Portrait of John Codman IIIJohn Singleton Copley
Learning to Look
Most of us first look at a painting and see the overall image. We imagine being in the place where the artist was. Has the artist captured the mood of a rainy day in the city? What was the person in this portrait like? But we can also learn something by looking more closely at what’s on the canvas. How has the way the artist applied the paint enhanced the image? How does the composition direct your eye around the scene? How do the choices this artist made relate to those made by another artist?
Visitors in this exhibition’s third gallery, New England’s People, may notice that the faces of seven of the eleven individuals depicted there are framed by pristine white collars. In the past, a white collar signified the wearer’s financial ability to keep this prominent article of clothing clean. Most people worked—and sweated—for a living, which meant their collars (even detachable ones) were often discolored. In all of the portraits here, the sitters’ bright white collars suggest requisite financial resources, higher social status, and pride in one’s appearance.
For artists, a white collar was useful in setting off the face—a portrait’s most important and distinctive element—from the rest of the figure. But the collars also provided a technical challenge. In both life and art, white collars are rarely just flat blocks of white color.
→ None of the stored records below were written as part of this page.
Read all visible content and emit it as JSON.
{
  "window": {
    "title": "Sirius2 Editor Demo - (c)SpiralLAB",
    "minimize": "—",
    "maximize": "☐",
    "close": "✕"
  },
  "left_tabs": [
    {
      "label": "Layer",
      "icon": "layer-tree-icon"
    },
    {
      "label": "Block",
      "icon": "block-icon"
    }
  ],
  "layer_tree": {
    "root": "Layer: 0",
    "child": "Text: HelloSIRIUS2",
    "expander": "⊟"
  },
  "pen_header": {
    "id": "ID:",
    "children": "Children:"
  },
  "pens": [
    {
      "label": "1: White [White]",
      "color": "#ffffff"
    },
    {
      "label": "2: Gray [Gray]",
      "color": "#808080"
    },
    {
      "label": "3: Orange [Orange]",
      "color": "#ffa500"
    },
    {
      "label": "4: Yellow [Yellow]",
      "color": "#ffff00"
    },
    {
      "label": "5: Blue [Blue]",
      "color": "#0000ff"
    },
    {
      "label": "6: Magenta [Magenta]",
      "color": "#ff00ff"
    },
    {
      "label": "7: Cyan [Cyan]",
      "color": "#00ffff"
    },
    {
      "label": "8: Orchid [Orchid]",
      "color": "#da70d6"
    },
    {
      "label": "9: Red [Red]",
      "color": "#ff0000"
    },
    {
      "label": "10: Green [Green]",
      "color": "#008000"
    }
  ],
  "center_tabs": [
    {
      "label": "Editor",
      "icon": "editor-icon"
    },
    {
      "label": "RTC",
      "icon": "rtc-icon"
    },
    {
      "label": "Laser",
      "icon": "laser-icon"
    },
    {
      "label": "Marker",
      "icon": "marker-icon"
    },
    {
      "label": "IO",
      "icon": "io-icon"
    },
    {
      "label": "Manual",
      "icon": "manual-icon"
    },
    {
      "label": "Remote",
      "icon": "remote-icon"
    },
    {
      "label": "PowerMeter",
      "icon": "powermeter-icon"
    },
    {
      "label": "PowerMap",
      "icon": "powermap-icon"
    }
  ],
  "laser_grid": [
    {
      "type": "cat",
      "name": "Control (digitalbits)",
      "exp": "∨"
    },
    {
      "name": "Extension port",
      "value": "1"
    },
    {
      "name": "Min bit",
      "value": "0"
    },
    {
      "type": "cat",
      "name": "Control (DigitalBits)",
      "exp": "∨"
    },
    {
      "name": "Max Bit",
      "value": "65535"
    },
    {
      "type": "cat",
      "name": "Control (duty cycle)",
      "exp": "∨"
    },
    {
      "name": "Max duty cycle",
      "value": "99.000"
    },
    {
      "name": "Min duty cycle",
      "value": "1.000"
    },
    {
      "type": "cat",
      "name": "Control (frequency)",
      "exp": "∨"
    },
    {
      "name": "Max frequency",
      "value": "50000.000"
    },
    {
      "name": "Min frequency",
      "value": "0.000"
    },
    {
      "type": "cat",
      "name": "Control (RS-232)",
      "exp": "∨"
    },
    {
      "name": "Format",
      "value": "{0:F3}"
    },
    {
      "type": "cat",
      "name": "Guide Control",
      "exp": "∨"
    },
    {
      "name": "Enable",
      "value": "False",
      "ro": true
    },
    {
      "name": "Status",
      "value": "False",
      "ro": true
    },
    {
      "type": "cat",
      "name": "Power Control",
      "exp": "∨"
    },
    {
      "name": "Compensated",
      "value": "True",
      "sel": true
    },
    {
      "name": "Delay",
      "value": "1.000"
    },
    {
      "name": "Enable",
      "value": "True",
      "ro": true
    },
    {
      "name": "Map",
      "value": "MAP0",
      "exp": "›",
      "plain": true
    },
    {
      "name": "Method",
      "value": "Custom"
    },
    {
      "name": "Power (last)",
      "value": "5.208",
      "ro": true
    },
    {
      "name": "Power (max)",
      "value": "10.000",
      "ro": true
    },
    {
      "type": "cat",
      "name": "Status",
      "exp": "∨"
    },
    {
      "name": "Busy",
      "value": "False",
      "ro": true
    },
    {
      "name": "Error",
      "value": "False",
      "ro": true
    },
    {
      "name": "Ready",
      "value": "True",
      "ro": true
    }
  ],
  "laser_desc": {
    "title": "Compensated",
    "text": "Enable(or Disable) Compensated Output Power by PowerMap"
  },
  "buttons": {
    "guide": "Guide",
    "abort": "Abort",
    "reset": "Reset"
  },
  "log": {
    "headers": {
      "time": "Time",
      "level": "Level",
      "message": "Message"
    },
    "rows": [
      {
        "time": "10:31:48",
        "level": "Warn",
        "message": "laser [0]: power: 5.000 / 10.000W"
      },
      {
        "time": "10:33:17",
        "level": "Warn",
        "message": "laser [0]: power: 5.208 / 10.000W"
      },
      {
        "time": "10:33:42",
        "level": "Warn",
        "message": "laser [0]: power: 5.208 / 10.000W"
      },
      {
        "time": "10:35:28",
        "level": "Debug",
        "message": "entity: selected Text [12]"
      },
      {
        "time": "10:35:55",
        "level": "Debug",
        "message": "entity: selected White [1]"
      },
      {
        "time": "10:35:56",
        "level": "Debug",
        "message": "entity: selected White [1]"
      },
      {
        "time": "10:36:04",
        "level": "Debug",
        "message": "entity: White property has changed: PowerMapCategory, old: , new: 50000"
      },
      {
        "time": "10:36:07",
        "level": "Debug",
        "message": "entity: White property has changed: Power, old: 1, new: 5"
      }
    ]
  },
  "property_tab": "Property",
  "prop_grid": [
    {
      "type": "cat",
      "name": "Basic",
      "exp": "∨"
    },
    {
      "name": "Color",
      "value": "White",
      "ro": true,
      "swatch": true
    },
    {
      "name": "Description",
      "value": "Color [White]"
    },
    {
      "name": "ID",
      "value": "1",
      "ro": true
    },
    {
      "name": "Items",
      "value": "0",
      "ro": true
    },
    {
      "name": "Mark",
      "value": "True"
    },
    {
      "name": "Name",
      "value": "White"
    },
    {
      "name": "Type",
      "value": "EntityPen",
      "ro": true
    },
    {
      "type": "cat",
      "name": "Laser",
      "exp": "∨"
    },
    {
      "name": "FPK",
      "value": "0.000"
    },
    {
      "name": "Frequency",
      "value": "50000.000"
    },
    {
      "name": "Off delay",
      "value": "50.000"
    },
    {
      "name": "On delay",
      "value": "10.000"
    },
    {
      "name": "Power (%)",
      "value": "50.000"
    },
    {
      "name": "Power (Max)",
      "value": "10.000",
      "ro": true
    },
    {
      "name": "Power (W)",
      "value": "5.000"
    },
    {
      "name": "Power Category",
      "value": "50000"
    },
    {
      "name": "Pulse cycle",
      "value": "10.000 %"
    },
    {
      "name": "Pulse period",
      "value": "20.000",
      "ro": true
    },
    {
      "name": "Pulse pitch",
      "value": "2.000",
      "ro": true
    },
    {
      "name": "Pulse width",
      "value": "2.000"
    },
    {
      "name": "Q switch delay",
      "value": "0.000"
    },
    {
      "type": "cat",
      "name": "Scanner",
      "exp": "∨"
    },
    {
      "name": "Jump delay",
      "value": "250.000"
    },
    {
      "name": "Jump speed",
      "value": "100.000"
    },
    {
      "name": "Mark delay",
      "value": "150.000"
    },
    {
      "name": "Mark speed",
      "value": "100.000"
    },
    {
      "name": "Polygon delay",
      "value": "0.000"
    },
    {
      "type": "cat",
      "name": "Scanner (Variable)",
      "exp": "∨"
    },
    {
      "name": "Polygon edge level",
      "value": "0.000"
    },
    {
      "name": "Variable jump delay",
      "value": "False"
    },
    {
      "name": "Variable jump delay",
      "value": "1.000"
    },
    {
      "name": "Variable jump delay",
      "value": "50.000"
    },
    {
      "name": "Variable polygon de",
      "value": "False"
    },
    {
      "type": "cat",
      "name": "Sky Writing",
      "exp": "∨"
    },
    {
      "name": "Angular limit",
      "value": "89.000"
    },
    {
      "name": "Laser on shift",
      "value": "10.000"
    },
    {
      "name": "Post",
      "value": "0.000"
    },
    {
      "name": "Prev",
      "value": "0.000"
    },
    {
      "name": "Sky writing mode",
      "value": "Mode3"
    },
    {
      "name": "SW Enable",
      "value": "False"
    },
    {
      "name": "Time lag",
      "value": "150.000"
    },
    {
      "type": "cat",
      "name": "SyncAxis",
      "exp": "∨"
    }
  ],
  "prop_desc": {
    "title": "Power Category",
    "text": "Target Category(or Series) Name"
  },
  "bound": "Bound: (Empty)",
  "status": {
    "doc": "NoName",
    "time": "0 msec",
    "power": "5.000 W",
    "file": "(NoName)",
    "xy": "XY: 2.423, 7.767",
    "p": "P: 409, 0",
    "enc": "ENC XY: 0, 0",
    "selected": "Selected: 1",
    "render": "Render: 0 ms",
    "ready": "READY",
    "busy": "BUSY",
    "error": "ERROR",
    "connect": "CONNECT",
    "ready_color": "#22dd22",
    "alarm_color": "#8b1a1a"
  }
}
Instead, they are surprisingly complex zones of light and shadow: the same white fabric takes on a different tone as it curves around the neck or ripples down the chest.
In the section below, compare how all of these artists have handled the white in their sitters’ clothing.
John Codman III
A detail of the white collar of John Codman III in John Singleton Copley’s portrait of him.